Directions for this task: Repeat the data below word for word.

-- Opening Marker --

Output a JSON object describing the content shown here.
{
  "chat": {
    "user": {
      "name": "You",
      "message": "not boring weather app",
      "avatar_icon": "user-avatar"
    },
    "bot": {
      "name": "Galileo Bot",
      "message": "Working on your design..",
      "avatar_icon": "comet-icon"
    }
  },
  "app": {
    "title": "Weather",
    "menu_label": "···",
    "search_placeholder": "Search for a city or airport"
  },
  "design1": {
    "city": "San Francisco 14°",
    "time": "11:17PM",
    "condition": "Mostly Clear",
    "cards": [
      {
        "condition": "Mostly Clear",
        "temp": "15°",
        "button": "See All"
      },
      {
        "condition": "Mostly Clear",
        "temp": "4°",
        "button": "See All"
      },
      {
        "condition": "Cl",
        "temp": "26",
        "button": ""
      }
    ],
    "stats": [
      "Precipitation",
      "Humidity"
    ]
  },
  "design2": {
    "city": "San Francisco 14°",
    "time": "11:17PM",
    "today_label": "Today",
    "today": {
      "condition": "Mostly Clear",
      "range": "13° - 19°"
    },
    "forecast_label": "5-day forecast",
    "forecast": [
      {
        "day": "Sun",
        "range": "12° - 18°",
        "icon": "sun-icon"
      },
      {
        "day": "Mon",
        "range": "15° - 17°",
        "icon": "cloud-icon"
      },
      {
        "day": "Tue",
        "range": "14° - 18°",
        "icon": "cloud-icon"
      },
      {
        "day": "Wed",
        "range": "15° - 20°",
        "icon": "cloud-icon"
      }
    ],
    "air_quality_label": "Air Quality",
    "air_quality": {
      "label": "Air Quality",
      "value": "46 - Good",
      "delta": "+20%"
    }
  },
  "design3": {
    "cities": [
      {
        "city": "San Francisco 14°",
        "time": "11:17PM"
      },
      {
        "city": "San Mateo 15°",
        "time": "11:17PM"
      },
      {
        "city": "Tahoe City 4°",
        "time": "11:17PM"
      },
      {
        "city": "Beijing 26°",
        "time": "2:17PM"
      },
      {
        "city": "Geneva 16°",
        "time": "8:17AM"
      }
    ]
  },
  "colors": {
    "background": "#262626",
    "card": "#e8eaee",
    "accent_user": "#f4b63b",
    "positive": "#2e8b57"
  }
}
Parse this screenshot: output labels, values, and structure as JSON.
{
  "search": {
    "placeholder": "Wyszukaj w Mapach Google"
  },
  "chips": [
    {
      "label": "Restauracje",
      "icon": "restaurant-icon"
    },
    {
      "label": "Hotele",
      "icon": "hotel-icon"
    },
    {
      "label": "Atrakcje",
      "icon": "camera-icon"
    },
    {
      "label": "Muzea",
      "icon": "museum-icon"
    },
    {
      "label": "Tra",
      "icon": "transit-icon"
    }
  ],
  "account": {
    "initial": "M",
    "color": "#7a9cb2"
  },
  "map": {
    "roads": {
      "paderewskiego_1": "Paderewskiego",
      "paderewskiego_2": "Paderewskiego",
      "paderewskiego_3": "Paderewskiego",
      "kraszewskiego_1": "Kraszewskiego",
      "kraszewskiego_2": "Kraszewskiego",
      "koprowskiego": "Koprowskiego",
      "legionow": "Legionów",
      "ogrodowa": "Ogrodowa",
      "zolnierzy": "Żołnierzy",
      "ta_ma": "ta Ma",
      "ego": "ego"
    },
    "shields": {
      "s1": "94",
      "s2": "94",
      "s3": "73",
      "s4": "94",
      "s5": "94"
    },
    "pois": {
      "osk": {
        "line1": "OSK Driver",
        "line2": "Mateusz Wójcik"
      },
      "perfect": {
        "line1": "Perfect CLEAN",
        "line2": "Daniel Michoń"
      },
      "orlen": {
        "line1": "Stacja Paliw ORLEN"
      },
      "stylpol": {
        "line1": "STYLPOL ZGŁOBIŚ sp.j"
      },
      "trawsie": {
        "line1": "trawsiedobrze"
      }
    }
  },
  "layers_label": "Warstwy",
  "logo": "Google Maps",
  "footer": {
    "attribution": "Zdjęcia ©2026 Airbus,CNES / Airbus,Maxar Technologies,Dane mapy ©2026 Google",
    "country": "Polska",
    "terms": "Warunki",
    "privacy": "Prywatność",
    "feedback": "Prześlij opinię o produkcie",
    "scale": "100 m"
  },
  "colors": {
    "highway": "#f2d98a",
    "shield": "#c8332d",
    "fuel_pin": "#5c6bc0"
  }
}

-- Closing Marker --

Response for this exercise:
Output a JSON object describing the content shown here.
{
  "chat": {
    "user": {
      "name": "You",
      "message": "not boring weather app",
      "avatar_icon": "user-avatar"
    },
    "bot": {
      "name": "Galileo Bot",
      "message": "Working on your design..",
      "avatar_icon": "comet-icon"
    }
  },
  "app": {
    "title": "Weather",
    "menu_label": "···",
    "search_placeholder": "Search for a city or airport"
  },
  "design1": {
    "city": "San Francisco 14°",
    "time": "11:17PM",
    "condition": "Mostly Clear",
    "cards": [
      {
        "condition": "Mostly Clear",
        "temp": "15°",
        "button": "See All"
      },
      {
        "condition": "Mostly Clear",
        "temp": "4°",
        "button": "See All"
      },
      {
        "condition": "Cl",
        "temp": "26",
        "button": ""
      }
    ],
    "stats": [
      "Precipitation",
      "Humidity"
    ]
  },
  "design2": {
    "city": "San Francisco 14°",
    "time": "11:17PM",
    "today_label": "Today",
    "today": {
      "condition": "Mostly Clear",
      "range": "13° - 19°"
    },
    "forecast_label": "5-day forecast",
    "forecast": [
      {
        "day": "Sun",
        "range": "12° - 18°",
        "icon": "sun-icon"
      },
      {
        "day": "Mon",
        "range": "15° - 17°",
        "icon": "cloud-icon"
      },
      {
        "day": "Tue",
        "range": "14° - 18°",
        "icon": "cloud-icon"
      },
      {
        "day": "Wed",
        "range": "15° - 20°",
        "icon": "cloud-icon"
      }
    ],
    "air_quality_label": "Air Quality",
    "air_quality": {
      "label": "Air Quality",
      "value": "46 - Good",
      "delta": "+20%"
    }
  },
  "design3": {
    "cities": [
      {
        "city": "San Francisco 14°",
        "time": "11:17PM"
      },
      {
        "city": "San Mateo 15°",
        "time": "11:17PM"
      },
      {
        "city": "Tahoe City 4°",
        "time": "11:17PM"
      },
      {
        "city": "Beijing 26°",
        "time": "2:17PM"
      },
      {
        "city": "Geneva 16°",
        "time": "8:17AM"
      }
    ]
  },
  "colors": {
    "background": "#262626",
    "card": "#e8eaee",
    "accent_user": "#f4b63b",
    "positive": "#2e8b57"
  }
}
Parse this screenshot: output labels, values, and structure as JSON.
{
  "search": {
    "placeholder": "Wyszukaj w Mapach Google"
  },
  "chips": [
    {
      "label": "Restauracje",
      "icon": "restaurant-icon"
    },
    {
      "label": "Hotele",
      "icon": "hotel-icon"
    },
    {
      "label": "Atrakcje",
      "icon": "camera-icon"
    },
    {
      "label": "Muzea",
      "icon": "museum-icon"
    },
    {
      "label": "Tra",
      "icon": "transit-icon"
    }
  ],
  "account": {
    "initial": "M",
    "color": "#7a9cb2"
  },
  "map": {
    "roads": {
      "paderewskiego_1": "Paderewskiego",
      "paderewskiego_2": "Paderewskiego",
      "paderewskiego_3": "Paderewskiego",
      "kraszewskiego_1": "Kraszewskiego",
      "kraszewskiego_2": "Kraszewskiego",
      "koprowskiego": "Koprowskiego",
      "legionow": "Legionów",
      "ogrodowa": "Ogrodowa",
      "zolnierzy": "Żołnierzy",
      "ta_ma": "ta Ma",
      "ego": "ego"
    },
    "shields": {
      "s1": "94",
      "s2": "94",
      "s3": "73",
      "s4": "94",
      "s5": "94"
    },
    "pois": {
      "osk": {
        "line1": "OSK Driver",
        "line2": "Mateusz Wójcik"
      },
      "perfect": {
        "line1": "Perfect CLEAN",
        "line2": "Daniel Michoń"
      },
      "orlen": {
        "line1": "Stacja Paliw ORLEN"
      },
      "stylpol": {
        "line1": "STYLPOL ZGŁOBIŚ sp.j"
      },
      "trawsie": {
        "line1": "trawsiedobrze"
      }
    }
  },
  "layers_label": "Warstwy",
  "logo": "Google Maps",
  "footer": {
    "attribution": "Zdjęcia ©2026 Airbus,CNES / Airbus,Maxar Technologies,Dane mapy ©2026 Google",
    "country": "Polska",
    "terms": "Warunki",
    "privacy": "Prywatność",
    "feedback": "Prześlij opinię o produkcie",
    "scale": "100 m"
  },
  "colors": {
    "highway": "#f2d98a",
    "shield": "#c8332d",
    "fuel_pin": "#5c6bc0"
  }
}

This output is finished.